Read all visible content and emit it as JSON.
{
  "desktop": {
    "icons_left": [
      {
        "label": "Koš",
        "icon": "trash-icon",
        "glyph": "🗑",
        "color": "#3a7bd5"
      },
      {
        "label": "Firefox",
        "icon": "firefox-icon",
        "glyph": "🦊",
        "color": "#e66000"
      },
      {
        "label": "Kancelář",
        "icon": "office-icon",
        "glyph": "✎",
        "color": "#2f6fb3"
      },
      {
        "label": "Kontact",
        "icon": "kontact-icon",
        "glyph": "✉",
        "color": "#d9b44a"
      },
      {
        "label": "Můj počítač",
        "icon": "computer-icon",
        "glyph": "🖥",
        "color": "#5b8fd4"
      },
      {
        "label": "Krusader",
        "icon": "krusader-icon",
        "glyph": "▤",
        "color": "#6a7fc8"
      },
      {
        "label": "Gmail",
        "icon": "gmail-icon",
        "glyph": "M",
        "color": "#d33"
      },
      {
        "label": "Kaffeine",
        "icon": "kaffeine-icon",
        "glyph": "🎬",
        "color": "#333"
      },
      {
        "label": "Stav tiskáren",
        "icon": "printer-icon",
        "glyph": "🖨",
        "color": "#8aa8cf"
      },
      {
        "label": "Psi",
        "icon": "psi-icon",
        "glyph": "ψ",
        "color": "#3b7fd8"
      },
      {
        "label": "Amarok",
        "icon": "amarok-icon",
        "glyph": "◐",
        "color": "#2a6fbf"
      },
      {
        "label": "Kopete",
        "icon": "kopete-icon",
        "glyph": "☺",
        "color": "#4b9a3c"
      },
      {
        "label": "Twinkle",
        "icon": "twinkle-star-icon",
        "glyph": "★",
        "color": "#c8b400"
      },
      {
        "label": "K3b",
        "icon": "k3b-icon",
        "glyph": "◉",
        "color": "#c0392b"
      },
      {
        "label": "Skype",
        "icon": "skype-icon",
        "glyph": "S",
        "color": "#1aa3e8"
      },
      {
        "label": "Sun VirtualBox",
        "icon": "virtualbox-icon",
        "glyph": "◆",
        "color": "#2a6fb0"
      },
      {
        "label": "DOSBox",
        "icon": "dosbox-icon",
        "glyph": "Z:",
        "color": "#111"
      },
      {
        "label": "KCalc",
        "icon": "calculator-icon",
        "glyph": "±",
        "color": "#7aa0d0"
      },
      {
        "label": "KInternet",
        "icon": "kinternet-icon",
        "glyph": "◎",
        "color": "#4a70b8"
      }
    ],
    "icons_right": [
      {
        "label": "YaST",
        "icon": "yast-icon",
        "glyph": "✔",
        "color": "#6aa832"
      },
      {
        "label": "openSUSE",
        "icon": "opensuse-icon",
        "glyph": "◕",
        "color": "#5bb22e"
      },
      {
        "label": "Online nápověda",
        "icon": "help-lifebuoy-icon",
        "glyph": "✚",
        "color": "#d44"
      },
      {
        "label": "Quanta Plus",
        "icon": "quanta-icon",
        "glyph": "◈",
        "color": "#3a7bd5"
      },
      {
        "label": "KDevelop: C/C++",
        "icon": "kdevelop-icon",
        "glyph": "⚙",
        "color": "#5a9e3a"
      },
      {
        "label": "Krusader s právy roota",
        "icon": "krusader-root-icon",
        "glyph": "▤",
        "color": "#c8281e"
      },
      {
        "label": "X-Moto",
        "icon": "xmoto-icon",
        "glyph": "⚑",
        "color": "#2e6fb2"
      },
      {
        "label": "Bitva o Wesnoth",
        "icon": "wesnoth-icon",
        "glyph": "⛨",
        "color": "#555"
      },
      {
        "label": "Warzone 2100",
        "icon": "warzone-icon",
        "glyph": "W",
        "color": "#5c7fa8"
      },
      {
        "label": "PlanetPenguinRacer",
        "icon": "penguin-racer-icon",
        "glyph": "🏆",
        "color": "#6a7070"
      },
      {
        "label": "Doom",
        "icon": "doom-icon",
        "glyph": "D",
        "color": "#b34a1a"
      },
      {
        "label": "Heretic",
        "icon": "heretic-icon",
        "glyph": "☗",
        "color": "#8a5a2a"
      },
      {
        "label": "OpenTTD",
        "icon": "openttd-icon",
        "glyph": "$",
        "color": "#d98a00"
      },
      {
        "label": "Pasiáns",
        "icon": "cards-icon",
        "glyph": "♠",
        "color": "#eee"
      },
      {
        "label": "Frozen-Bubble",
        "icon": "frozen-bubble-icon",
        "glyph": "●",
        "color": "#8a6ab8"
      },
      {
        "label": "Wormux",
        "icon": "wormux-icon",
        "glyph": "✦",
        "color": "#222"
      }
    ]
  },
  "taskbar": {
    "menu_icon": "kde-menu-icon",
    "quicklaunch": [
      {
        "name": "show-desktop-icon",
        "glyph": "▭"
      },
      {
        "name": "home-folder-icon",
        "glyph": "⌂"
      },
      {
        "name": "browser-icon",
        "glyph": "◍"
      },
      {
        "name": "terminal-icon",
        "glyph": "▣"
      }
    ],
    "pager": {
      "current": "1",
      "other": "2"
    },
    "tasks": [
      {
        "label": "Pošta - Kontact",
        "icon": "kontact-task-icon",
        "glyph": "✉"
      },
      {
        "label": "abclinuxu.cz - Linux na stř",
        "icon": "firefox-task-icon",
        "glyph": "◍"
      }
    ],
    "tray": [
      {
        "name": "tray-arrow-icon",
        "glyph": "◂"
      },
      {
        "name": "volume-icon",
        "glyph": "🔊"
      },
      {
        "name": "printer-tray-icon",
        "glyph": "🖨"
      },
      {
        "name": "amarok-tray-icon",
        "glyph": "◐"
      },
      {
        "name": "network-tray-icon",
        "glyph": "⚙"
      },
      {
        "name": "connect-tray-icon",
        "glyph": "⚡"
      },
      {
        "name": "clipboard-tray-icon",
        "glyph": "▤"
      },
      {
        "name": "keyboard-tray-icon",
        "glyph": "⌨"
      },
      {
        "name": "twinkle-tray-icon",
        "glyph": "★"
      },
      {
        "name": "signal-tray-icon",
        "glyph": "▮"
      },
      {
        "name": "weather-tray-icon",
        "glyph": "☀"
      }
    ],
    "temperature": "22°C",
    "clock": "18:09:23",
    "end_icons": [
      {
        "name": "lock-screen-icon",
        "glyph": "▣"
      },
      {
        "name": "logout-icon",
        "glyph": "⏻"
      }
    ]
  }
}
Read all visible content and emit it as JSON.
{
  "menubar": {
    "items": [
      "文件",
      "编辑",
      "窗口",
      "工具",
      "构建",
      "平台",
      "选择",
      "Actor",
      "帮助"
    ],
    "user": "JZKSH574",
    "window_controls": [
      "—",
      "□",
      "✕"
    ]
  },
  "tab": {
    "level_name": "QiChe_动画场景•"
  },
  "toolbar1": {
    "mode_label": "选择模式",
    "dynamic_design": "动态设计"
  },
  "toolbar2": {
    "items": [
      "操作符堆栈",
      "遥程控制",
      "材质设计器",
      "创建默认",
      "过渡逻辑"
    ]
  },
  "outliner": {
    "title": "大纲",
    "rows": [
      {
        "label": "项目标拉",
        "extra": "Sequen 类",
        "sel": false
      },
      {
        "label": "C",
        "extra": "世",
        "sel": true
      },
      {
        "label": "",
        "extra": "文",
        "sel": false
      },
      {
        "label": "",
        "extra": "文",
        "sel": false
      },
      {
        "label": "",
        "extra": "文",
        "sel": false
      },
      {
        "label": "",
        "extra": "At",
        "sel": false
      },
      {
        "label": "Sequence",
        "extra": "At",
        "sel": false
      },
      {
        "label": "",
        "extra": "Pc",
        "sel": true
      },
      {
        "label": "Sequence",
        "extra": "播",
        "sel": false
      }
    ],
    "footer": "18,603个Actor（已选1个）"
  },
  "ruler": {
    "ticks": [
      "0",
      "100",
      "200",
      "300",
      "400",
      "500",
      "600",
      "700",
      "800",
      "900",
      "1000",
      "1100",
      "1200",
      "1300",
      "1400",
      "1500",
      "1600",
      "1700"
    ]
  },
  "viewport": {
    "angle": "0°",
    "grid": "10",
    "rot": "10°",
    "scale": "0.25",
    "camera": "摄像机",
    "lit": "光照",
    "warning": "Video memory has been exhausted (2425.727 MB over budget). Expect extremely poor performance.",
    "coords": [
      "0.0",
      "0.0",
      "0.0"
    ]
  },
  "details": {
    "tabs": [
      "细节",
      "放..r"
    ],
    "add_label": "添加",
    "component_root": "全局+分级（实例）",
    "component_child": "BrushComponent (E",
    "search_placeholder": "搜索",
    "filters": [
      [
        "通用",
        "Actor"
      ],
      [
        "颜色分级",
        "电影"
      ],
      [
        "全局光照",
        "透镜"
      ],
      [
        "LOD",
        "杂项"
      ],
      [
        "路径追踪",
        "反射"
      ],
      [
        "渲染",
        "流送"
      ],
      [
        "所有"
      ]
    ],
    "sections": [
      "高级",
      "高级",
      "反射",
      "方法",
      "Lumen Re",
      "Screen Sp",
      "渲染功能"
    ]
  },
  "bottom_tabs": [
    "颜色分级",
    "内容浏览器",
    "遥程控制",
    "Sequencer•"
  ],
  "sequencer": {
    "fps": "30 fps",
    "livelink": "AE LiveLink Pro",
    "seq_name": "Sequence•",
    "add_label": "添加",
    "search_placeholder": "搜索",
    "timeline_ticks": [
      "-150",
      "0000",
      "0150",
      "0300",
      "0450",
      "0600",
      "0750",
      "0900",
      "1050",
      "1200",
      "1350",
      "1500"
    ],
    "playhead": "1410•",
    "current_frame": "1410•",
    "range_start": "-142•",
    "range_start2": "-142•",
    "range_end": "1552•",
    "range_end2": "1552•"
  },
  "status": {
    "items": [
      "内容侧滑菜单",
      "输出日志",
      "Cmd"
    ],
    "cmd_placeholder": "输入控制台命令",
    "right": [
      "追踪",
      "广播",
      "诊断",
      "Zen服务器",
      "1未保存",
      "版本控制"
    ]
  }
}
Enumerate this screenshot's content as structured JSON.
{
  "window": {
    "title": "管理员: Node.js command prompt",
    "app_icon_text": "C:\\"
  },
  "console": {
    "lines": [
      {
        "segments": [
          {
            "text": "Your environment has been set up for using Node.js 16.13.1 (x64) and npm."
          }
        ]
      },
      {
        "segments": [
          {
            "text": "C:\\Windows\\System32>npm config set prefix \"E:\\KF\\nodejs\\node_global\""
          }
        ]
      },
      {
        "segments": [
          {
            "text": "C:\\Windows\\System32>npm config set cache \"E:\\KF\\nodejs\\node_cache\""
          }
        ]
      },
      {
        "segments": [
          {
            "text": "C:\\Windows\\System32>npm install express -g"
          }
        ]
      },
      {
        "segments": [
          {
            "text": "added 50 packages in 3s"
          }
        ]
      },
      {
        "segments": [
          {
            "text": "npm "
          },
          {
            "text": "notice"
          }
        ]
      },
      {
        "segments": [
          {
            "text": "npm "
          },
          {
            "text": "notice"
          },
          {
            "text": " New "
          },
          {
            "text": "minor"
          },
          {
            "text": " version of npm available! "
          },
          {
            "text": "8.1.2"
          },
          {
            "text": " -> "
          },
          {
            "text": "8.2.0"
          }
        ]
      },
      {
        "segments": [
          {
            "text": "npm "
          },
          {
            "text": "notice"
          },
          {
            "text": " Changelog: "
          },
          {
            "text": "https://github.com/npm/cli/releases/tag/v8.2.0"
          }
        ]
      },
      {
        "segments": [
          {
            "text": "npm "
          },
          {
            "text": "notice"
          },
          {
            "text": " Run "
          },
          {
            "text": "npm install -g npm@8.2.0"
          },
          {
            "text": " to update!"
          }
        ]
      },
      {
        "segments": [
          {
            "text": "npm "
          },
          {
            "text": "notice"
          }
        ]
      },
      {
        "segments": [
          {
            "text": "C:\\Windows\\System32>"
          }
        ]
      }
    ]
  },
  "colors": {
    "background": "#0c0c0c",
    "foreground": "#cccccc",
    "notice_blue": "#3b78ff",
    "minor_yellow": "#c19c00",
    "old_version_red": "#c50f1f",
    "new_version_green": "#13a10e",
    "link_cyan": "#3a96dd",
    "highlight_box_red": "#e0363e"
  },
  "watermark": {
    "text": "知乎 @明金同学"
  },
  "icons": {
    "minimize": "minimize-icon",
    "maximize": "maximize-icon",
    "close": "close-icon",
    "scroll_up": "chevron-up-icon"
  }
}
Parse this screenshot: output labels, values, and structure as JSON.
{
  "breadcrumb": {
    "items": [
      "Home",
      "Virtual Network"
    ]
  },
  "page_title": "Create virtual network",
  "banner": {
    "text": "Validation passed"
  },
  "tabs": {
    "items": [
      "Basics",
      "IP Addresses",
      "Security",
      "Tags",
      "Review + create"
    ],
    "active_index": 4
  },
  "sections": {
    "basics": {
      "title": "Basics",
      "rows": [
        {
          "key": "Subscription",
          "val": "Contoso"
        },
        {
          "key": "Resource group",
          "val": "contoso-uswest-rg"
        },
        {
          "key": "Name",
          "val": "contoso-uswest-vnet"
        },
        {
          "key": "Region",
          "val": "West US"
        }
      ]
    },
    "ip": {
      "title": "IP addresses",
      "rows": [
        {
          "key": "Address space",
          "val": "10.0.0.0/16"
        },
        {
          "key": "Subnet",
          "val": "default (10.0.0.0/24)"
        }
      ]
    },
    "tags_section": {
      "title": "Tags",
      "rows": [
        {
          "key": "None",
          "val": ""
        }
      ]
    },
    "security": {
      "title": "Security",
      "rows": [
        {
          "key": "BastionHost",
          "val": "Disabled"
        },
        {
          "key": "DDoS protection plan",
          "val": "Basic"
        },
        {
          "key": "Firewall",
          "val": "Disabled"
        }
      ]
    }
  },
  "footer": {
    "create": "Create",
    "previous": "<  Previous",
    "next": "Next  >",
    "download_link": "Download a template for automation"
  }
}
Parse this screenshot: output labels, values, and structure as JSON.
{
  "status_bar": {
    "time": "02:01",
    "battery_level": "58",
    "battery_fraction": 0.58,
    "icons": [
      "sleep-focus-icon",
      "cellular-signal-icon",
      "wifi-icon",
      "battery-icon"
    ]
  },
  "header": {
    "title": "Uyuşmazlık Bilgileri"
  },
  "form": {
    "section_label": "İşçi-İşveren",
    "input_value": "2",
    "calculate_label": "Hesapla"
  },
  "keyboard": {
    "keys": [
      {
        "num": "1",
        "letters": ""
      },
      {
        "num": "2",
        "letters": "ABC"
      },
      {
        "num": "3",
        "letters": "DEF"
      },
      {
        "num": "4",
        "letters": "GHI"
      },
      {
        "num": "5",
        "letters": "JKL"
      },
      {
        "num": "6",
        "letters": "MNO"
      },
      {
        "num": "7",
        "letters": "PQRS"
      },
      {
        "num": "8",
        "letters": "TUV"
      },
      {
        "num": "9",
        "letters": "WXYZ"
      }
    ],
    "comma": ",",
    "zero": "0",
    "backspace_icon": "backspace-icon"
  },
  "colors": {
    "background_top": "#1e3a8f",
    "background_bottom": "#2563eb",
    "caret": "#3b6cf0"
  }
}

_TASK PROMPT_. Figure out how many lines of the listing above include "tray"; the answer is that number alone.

_RESULT OF THE EXERCISE_. 11